MQM, since its inception, has been winning elections in the city through a combination of support base from Mohajir populace and using violent means. But, right now, an ambitious PPP is making efforts to exploit the crackdown on MQM and create new districts in its efforts to manage to win some turf in urban areas.
Karachi traditionally had four districts -- East, West, South and Central. Within the East district, District Council Karachi, a separate borough for the uplift of city’s rural and coastal areas formed during Ayub Khan’s regime in 1960s, also existed.
However, in 1994, amid an ongoing operation against MQM, PPP created Malir district by gathering Sindhi and Baloch rural localities and bifurcating the East district. At that time, MQM opposed the creation of a new district and shut down the city by force for several days in protest.
But, in 2000, the regime of then military dictator Pervez Musharraf introduced a new but empowered local government system for metropolitan cities, such as Karachi. At that time, the entire city was divided in eighteen towns, and rural and urban areas were merged after abolishing the District Council. The current arrangement suits MQM that emerged as Musharraf’s key ally later.
However, with the weakening of MQM after the start of paramilitary Rangers-led operation in 2013 and internal split, PPP took advantage of it and passed a bill that empowered the provincial government to keep civic powers under its control, reduced the powers of mayor and also revived District Council. In November 2013, Sindh government created a new district of Korangi that was carved out after revising the boundaries of five other districts, despite the MQM’s opposition.
After the July 25, 2018 elections, Karachi’s governing crisis has become severe. MQM already has mayor and chairmanships in four districts in Karachi after winning the local government polls in 2015. But because of legislation in Sindh Assembly carried out by PPP, the elected representatives in the local government have become toothless. The provincial government has taken about half of KMC’s municipal functions and powers. At the same time, PPP held chairmanship of District Council, ruling the city’s rural and coastal areas.
After the passage of 18th Amendment, a resourceful PPP, which wins mainly from rural parts of the province and not from Karachi, now has most powers to run the city. But the general view is that it is showing indifference towards the city.
On the other hand, Pakistan Tehreek-e-Insaf (PTI), that runs the federal government, has emerged as a new player in the city’s politics by winning most of the National and Sindh Assembly seats in the 2018 general polls.
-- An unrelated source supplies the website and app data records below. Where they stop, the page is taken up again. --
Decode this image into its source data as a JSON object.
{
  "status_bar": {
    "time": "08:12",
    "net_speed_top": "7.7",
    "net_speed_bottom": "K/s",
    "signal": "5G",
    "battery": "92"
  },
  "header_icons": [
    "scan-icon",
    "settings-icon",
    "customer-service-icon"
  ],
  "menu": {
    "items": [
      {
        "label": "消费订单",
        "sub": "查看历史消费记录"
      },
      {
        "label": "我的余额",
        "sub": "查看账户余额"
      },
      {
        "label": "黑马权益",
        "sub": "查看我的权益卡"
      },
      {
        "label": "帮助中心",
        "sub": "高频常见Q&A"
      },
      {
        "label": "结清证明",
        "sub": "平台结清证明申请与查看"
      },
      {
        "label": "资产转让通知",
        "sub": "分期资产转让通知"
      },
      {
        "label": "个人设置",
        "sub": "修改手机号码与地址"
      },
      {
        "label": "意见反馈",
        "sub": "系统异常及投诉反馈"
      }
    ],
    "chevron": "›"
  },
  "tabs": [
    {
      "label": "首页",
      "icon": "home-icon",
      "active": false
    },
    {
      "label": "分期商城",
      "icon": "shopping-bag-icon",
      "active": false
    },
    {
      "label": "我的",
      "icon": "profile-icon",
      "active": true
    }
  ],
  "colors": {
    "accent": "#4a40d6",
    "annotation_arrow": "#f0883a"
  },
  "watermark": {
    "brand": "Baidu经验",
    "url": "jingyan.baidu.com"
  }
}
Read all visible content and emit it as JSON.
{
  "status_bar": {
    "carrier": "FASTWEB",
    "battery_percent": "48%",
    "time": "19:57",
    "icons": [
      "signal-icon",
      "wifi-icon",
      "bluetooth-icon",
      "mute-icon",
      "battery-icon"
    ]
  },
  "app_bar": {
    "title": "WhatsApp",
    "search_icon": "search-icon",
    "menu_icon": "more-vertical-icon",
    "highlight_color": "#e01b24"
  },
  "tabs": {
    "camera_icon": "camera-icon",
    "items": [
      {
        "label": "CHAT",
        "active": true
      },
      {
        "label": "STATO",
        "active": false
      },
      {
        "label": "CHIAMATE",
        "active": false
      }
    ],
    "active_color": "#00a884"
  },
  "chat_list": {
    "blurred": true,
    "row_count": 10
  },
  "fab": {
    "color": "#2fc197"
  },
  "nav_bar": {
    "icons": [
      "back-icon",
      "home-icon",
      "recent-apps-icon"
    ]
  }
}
However, it has been constrained by the 18th Amendment for directly carrying out development projects by bypassing provincial government.
Political analysts believe the 18th Amendment has engendered new majorities and minorities leading to ethnic conflict within provinces.
"Not that this ethnic conflict was not evident before the 18th Amendment but the fact is that the Amendment provides opportunities for dominant ethnic groups in provinces to cement their power further through ‘provincial autonomy’," says Dr Farhan Hanif Siddiqi, a political analyst and author of The Politics of Ethnicity in Pakistan: The Baloch, Sindhi and Mohajir Ethnic Movements.
He says the key point is that local governments now carry little administrative powers compared to provincial governments. Hence, any measure for newer districts only carries weight if local government and mayors are empowered to cater to socio-economic problems of the population. "If local governments are powerless, then the present proposal only becomes a measure for the provincial government to devise innovative ways and means to project their representation and power at the provincial and local levels," Siddiqi tells TNS.